|12/27/1997 11:28 PM|
|Stephen||Re: Cathode Bias Idling Current|
50mA per tube should be working _close_ to optimum - so that's unlikely to be the direct cause of your problem. Check screen volts. Check that pins 1 and 8 are linked on EL34 sockets.
1 Ohm current monitoring resistors are NOT fitted or jumped from cathode(s) to ground, and NOT in parallel with 250 Ohm Rk. Either of these is a recipe for large tube currents and rapidly approaching meltdown
For "permanent" installation, diss each o/p tube cathode lead and insert a 1 Ohm resistor in each lead. So one end of each 1 Ohm goes to each pin8 (6L6) or pins 1+8 (EL34) Other ends of 1 Ohm R's join together and go to the top of 250 ohm shared Rk. Bottom of 250 Ohms goes to ground as usual. *Imagine a Y shape*....Any bypass cap remains across the 250 ohm.
Additional biassing effect of the 1 Ohm R's is not usually significant - it's less than the normal tolerance of your 250 Ohm Rk. Measure separate tube currents _across_ 1 Ohm R's, NOT to ground.
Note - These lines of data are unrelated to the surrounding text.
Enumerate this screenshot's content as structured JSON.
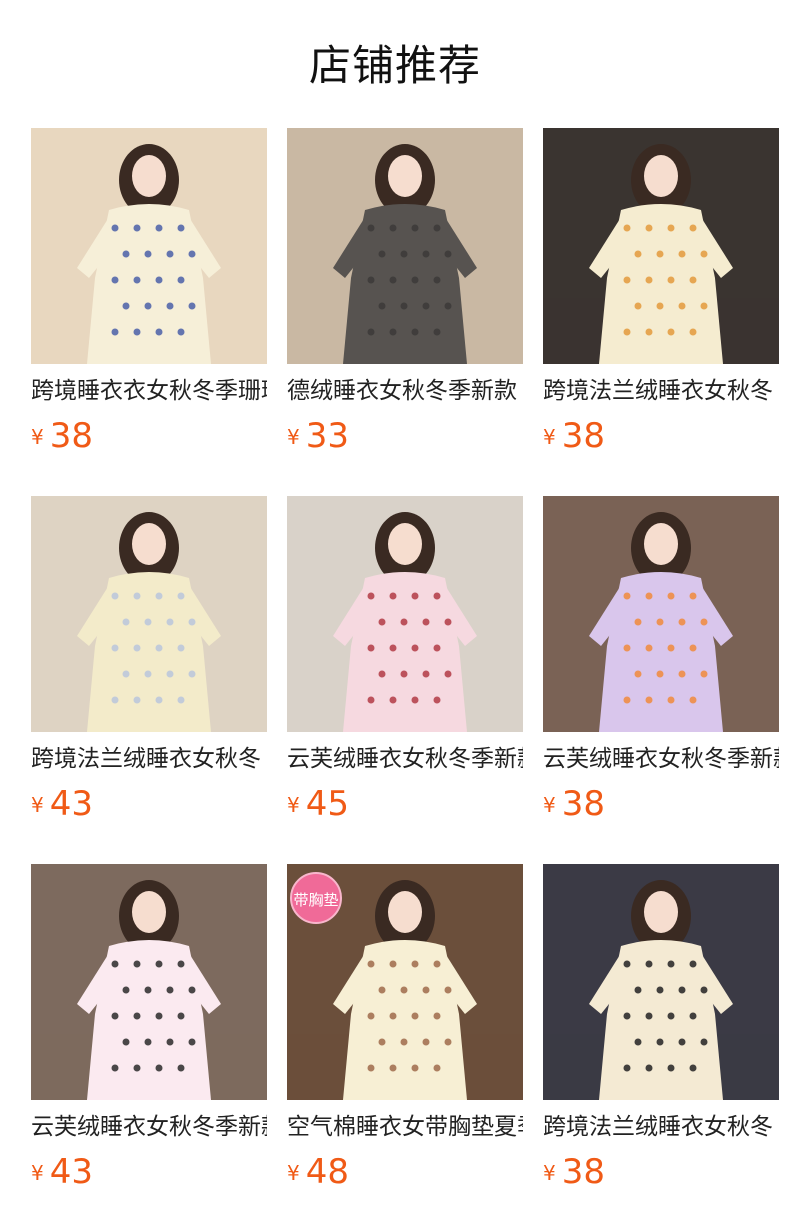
{
  "page": {
    "title": "店铺推荐"
  },
  "colors": {
    "price": "#f05a16",
    "title": "#111111",
    "name": "#222222"
  },
  "products": [
    {
      "name": "跨境睡衣衣女秋冬季珊瑚绒",
      "currency": "¥",
      "price": "38",
      "photo": "cream pajama dress with cartoon puppies, seated pose",
      "bg": "#e8d7bf",
      "garment": "#f6efd8",
      "accent": "#4a5fa8"
    },
    {
      "name": "德绒睡衣女秋冬季新款",
      "currency": "¥",
      "price": "33",
      "photo": "dark grey collared pajama set, seated",
      "bg": "#c9b8a3",
      "garment": "#575350",
      "accent": "#3c3a38"
    },
    {
      "name": "跨境法兰绒睡衣女秋冬",
      "currency": "¥",
      "price": "38",
      "photo": "cream polka-dot ruffle pajamas on bed",
      "bg": "#3a3430",
      "garment": "#f5ecd0",
      "accent": "#e39a3c"
    },
    {
      "name": "跨境法兰绒睡衣女秋冬",
      "currency": "¥",
      "price": "43",
      "photo": "cream striped lace pajamas seated on floor",
      "bg": "#ded3c3",
      "garment": "#f3ebca",
      "accent": "#b9c6dc"
    },
    {
      "name": "云芙绒睡衣女秋冬季新款",
      "currency": "¥",
      "price": "45",
      "photo": "pink pajama dress with bear prints on sofa",
      "bg": "#d9d2c9",
      "garment": "#f6d9e0",
      "accent": "#b23a44"
    },
    {
      "name": "云芙绒睡衣女秋冬季新款",
      "currency": "¥",
      "price": "38",
      "photo": "colorful heart-print pajama dress on chair",
      "bg": "#7a6255",
      "garment": "#d9c6ec",
      "accent": "#f0893c"
    },
    {
      "name": "云芙绒睡衣女秋冬季新款",
      "currency": "¥",
      "price": "43",
      "photo": "pink striped flower-print pajama set",
      "bg": "#7d6a5e",
      "garment": "#fbeaf0",
      "accent": "#2a2a2a"
    },
    {
      "name": "空气棉睡衣女带胸垫夏季",
      "currency": "¥",
      "price": "48",
      "photo": "cream print pajama dress holding plush toy",
      "bg": "#6b4f3b",
      "garment": "#f7efd4",
      "accent": "#9f6a4a",
      "tag": "带胸垫"
    },
    {
      "name": "跨境法兰绒睡衣女秋冬",
      "currency": "¥",
      "price": "38",
      "photo": "cream black-print ruffle pajamas by window",
      "bg": "#3b3a45",
      "garment": "#f4ead3",
      "accent": "#222222"
    }
  ]
}
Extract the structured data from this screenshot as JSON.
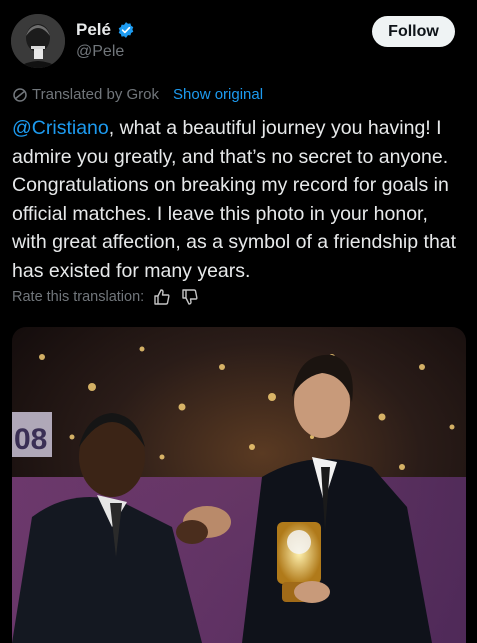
{
  "author": {
    "name": "Pelé",
    "handle": "@Pele",
    "verified": true
  },
  "follow_label": "Follow",
  "translation": {
    "label": "Translated by Grok",
    "show_original": "Show original"
  },
  "post": {
    "mention": "@Cristiano",
    "text": ", what a beautiful journey you having! I admire you greatly, and that’s no secret to anyone. Congratulations on breaking my record for goals in official matches. I leave this photo in your honor, with great affection, as a symbol of a friendship that has existed for many years."
  },
  "rate_label": "Rate this translation:",
  "photo_text": "08",
  "colors": {
    "accent": "#1d9bf0",
    "verified": "#1d9bf0",
    "muted": "#71767b",
    "background": "#000000"
  },
  "icons": [
    "verified-badge-icon",
    "translate-icon",
    "thumbs-up-icon",
    "thumbs-down-icon"
  ]
}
You can make temporary current sniffers (bias probes?) from octal plugs and sockets glued together, with all pins and sockets wired like to like, except for pin 8 and socket 8 which are linked by a 1 Ohm resistor.
Extend thick wire stubs or tags out from pin 8 and socket 8 so you can clip on your DVM leads. Make preferably two of these adaptors. You can plug them between the o/p tubes and the sockets, and monitor individual currents without doing any mods to the amp. You can buy these things, but they are easy enough to make.
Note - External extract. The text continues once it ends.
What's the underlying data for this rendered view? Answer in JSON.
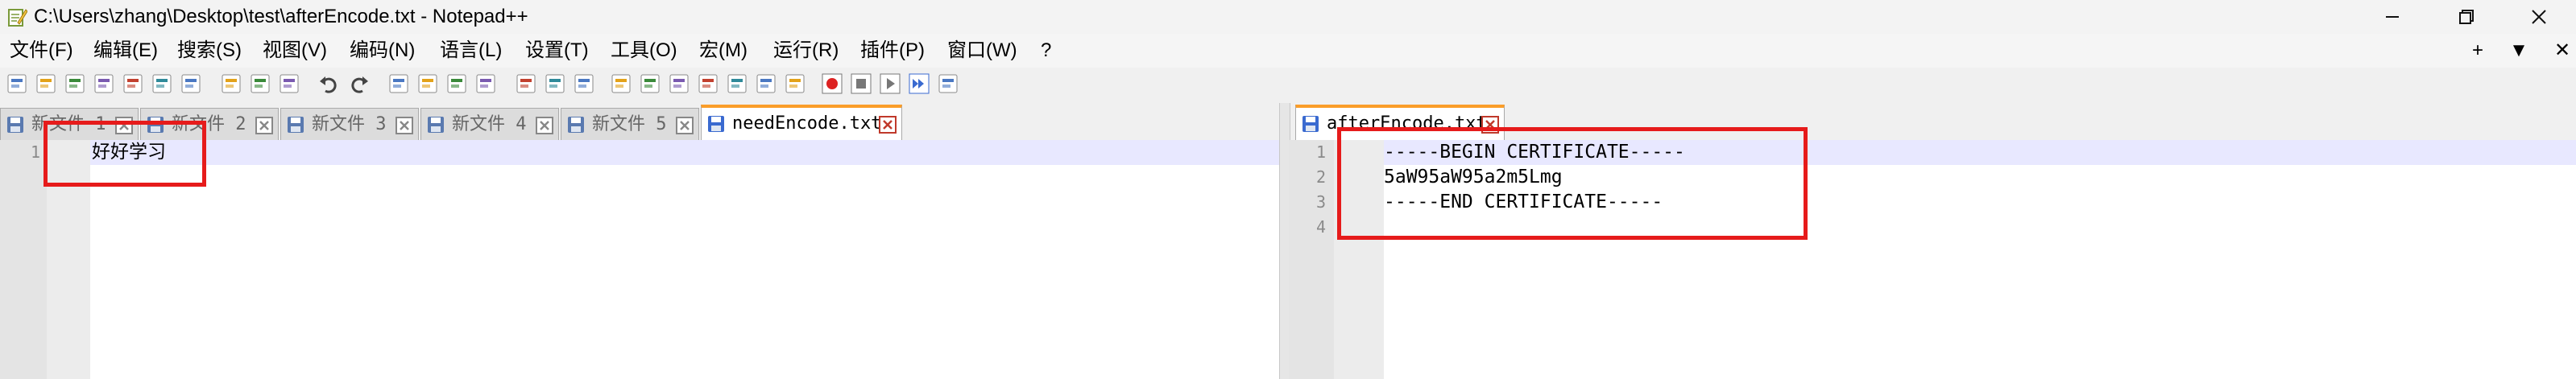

The 1 Ohm R can go inside, but if it fails, replacement will be a pain. I use tiny 1/4 watt metal film 1 Ohm R's, and mounted them on the OUTSIDE of the adaptors, directly across the meter clip-on points. Makes a useful emergency fuse, and easily replaced if it blows or drifts off-spec.
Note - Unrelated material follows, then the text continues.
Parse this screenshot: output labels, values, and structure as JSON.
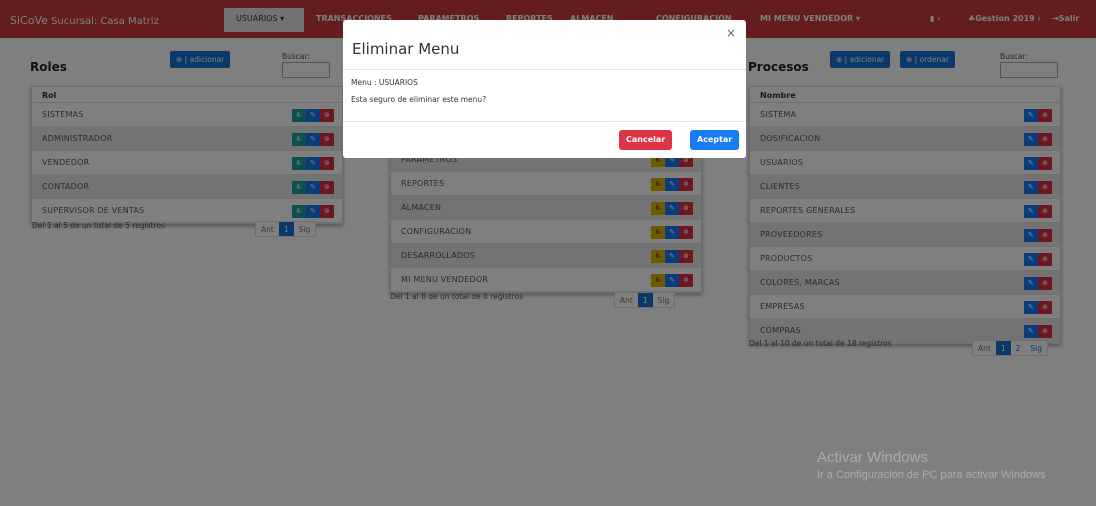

I am sure this must be in Keen's tube FAQ somewhere. If this is not included, I could do a drawing and a tidier explanation, if people think it would be a useful addition.
For same tubes, in this kind of p-p setup, the no-signal volts across the shared Rk is _roughly_ constant. It's a balancing act - a kind of negative fedback which stabilises the total cathode current (as long as your tubes are similar and in good condition)
As V g-k is approx constant, the value of Rk controls total cathode current. . Fender did apply a separate grid bias _and_ cathode resistor(s) on some of their later amps, but these seem to be generally disliked by amp fanciers - whether because of the mixed bias, or for other reasons, I don't know .
|Mike T Thanks, Stephen. Cheers to you too... -- 12/28/1997 7:30 AM|